    The NSW Office of State Revenue needs to provide clarity around the issue of contractors and employees, and when payroll tax is applicable; the rules regarding payroll tax need to be black and white. For far too long, the property industry has been operating in a very grey space, and it is time for the NSW Government to give us a commitment to providing guidance on the issue.
     
  • Amnesty period
    By granting an amnesty period, the government could work hand in hand with the industry to rectify any current non-compliance; business owners could come forward without fear of penalty.

 

6. The role of property managers

Where do risk and responsibility start and finish?

  • 'Property Manager' or 'Tenancy Manager'?
    Delegates were divided about whether there was any benefit in changing the title of 'property manager' to 'tenancy manager', but agreed that the title has led to misunderstandings as to the qualifications that property managers hold.

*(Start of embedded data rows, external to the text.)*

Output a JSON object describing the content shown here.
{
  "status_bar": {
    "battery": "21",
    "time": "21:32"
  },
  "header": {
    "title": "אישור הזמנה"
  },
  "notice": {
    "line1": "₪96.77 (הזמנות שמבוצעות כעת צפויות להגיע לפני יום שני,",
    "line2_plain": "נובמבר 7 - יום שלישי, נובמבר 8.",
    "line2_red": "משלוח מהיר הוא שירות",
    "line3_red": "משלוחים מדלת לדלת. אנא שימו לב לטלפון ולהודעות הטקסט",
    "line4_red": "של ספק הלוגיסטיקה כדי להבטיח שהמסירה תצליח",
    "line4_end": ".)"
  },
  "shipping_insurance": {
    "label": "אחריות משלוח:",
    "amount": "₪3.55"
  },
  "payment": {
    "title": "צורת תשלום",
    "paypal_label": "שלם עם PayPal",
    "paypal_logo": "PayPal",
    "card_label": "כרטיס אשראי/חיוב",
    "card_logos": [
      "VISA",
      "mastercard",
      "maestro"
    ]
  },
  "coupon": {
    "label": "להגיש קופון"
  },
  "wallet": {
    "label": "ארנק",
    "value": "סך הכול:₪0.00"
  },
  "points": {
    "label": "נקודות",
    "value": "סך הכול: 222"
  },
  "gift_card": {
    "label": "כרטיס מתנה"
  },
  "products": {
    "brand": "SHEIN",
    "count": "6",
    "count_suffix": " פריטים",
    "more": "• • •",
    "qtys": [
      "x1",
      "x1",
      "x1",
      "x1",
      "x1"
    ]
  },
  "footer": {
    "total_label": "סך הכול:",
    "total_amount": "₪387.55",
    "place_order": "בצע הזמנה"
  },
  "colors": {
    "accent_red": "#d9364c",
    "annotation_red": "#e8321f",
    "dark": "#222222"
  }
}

While it was agreed that in most instances the role should be more akin to that of a tenancy manager, the real issue was how more responsibility for risks and safety compliance could be shifted back to the landlord and not left with the property manager. 
     
  • Independent building inspections
    Independent building inspections should be conducted at the start and end of the tenancy. It is prudent for landlords to engage appropriately qualified service providers to ensure that all safety risks are identified and  addressed, thus minimising accidents and injury and ensuring that ongoing maintenance is well managed. 
     
  • Put responsibility back on landlords
    Obtaining some sort of warranty of safety from the landlord may be one way of putting responsibility back on landlords.
     
  • Revisit managing agency agreement
    Taking account of what is prescribed by the Residential Tenancies Act, the managing agency agreement should be reviewed to ensure that it accurately reflects the scope of services provided by property managers.
     
  • Better training
    The job description for property managers has changed dramatically over recent years and they now need more and better training to ensure they are fully cognisant of their responsibilities.

 

Special interest groups

At the close of the Summit, delegates were invited to stay involved. A special interest group will be formed for each of the six areas discussed at the Summit and delegates were invited to nominate themselves to participate in one or more of the groups and be an active part of shaping the future of the industry.

The nominations are currently being compiled and the composition of the groups will be announced early in 2015. 

REINSW will publish quarterly update reports in 2015, setting out the progress that has been made and the actions that are taking place.

Download a PDF copy of the delegate recommendations >>>